Work out how many lines of the material below contain the word "icon", then write that number alone.

= = =

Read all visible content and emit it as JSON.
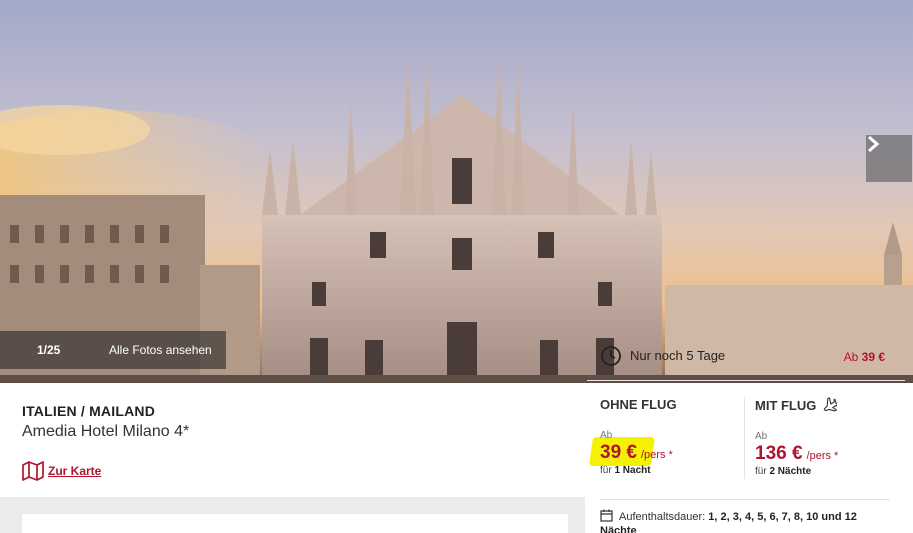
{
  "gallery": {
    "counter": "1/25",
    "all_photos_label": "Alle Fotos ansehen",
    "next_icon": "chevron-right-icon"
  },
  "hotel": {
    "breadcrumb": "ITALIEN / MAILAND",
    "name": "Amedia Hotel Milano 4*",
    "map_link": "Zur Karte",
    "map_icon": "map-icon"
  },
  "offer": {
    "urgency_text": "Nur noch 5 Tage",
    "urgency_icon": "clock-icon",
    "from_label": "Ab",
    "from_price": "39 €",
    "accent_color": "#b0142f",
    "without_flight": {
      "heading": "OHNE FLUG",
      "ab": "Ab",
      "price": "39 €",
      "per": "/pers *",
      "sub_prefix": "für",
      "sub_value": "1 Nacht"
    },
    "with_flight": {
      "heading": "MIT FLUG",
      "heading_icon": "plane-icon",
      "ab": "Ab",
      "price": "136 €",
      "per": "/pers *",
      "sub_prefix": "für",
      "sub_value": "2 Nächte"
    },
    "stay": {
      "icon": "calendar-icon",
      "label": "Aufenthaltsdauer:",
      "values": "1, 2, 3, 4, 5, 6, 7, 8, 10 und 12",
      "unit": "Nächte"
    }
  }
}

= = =

Problem solution: 5